July 25, 1978 will forever be seen as a tragedy in the history of Puerto Rico.
Very little exists in English about what happened that day, but the following ’60 Minutes’ report from around that time shares a lot. The quality of the videos is not the greatest, but the report speaks for itself.
There is also this story from 2003:
SAN JUAN – Former Gov. Carlos Romero Barcelo acknowledged that it was an error of judgment to have referred to the police officers who executed two independence activists on Cerro Maravilla more than 25 years ago as heroes.
Romero Barcelo said in a radio interview that it “was a premature declaration” and when asked if it were an error of judgment he replied, “Yes.”
The two young activists, along with an undercover police officer, took a taxi driver hostage on July 25, 1978, and ordered him to the hill known as Cerro Maravilla, where they planned to set afire a TV tower in protest. But the undercover officer alerted other police, who ambushed and shot Arnaldo Dario Rosado, 24, and Carlos Soto Arrivi, 18.
Courts later convicted 10 officers of perjury and four of second-degree murder in a case which became known as Puerto Rico’s Watergate. The four convicted on the murder charge remain incarcerated but could be eligible for parole starting in 2006.
The date of the killings coincided with the 24th anniversary of Puerto Rico’s commonwealth relationship with the United States. Then-Gov. Romero delivered a speech days later when he called the police heroes. A journalist, who covered the executions and subsequent Senate hearings throughout the 1980s and early 1990s and has written two books on the scandal, said the remarks were the first Romero had made acknowledging it was a mistake.
“It took him 25 years to say it was an error,” said Manny Suarez, a 73-year-old reporter at The San Juan Star.
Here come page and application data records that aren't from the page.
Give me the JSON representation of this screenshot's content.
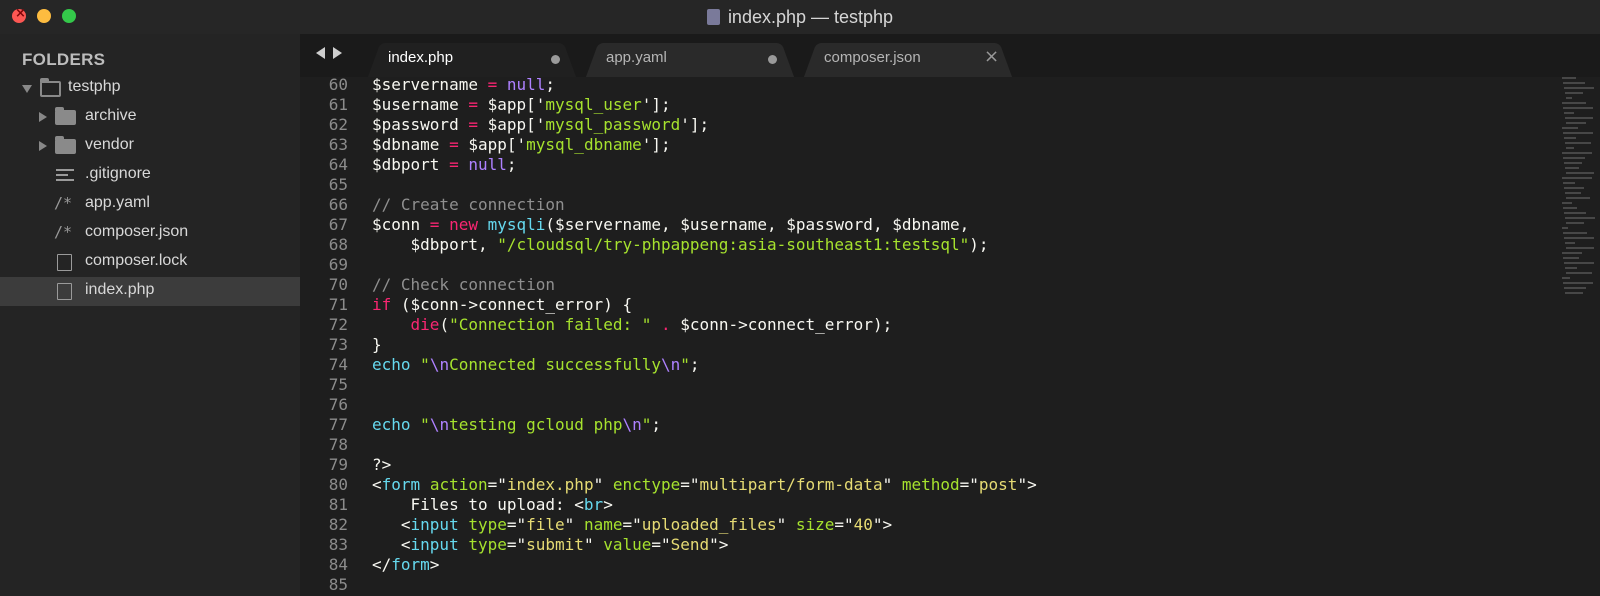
{
  "window": {
    "title": "index.php — testphp"
  },
  "sidebar": {
    "heading": "FOLDERS",
    "items": [
      {
        "label": "testphp",
        "kind": "folder-open"
      },
      {
        "label": "archive",
        "kind": "folder"
      },
      {
        "label": "vendor",
        "kind": "folder"
      },
      {
        "label": ".gitignore",
        "kind": "text-file"
      },
      {
        "label": "app.yaml",
        "kind": "comment-file"
      },
      {
        "label": "composer.json",
        "kind": "comment-file"
      },
      {
        "label": "composer.lock",
        "kind": "file"
      },
      {
        "label": "index.php",
        "kind": "file",
        "selected": true
      }
    ],
    "comment_glyph": "/*"
  },
  "tabs": [
    {
      "label": "index.php",
      "active": true,
      "dirty": true
    },
    {
      "label": "app.yaml",
      "active": false,
      "dirty": true
    },
    {
      "label": "composer.json",
      "active": false,
      "close": "×"
    }
  ],
  "editor": {
    "lines": [
      {
        "n": "60",
        "text": "$servername = null;"
      },
      {
        "n": "61",
        "text": "$username = $app['mysql_user'];"
      },
      {
        "n": "62",
        "text": "$password = $app['mysql_password'];"
      },
      {
        "n": "63",
        "text": "$dbname = $app['mysql_dbname'];"
      },
      {
        "n": "64",
        "text": "$dbport = null;"
      },
      {
        "n": "65",
        "text": ""
      },
      {
        "n": "66",
        "text": "// Create connection"
      },
      {
        "n": "67",
        "text": "$conn = new mysqli($servername, $username, $password, $dbname,"
      },
      {
        "n": "68",
        "text": "    $dbport, \"/cloudsql/try-phpappeng:asia-southeast1:testsql\");"
      },
      {
        "n": "69",
        "text": ""
      },
      {
        "n": "70",
        "text": "// Check connection"
      },
      {
        "n": "71",
        "text": "if ($conn->connect_error) {"
      },
      {
        "n": "72",
        "text": "    die(\"Connection failed: \" . $conn->connect_error);"
      },
      {
        "n": "73",
        "text": "}"
      },
      {
        "n": "74",
        "text": "echo \"\\nConnected successfully\\n\";"
      },
      {
        "n": "75",
        "text": ""
      },
      {
        "n": "76",
        "text": ""
      },
      {
        "n": "77",
        "text": "echo \"\\ntesting gcloud php\\n\";"
      },
      {
        "n": "78",
        "text": ""
      },
      {
        "n": "79",
        "text": "?>"
      },
      {
        "n": "80",
        "text": "<form action=\"index.php\" enctype=\"multipart/form-data\" method=\"post\">"
      },
      {
        "n": "81",
        "text": "    Files to upload: <br>"
      },
      {
        "n": "82",
        "text": "   <input type=\"file\" name=\"uploaded_files\" size=\"40\">"
      },
      {
        "n": "83",
        "text": "   <input type=\"submit\" value=\"Send\">"
      },
      {
        "n": "84",
        "text": "</form>"
      },
      {
        "n": "85",
        "text": ""
      }
    ]
  },
  "colors": {
    "keyword": "#f92672",
    "string": "#a6e22e",
    "constant": "#ae81ff",
    "comment": "#8f8f8f",
    "function": "#66d9ef",
    "background": "#1e1e1e"
  }
}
So while July 25 is officially known as Constitution Day in Puerto Rico, many Puerto Ricans also remember Cerro Maravilla.
By the way, there was also a 1990 Hollywood movie about this, too.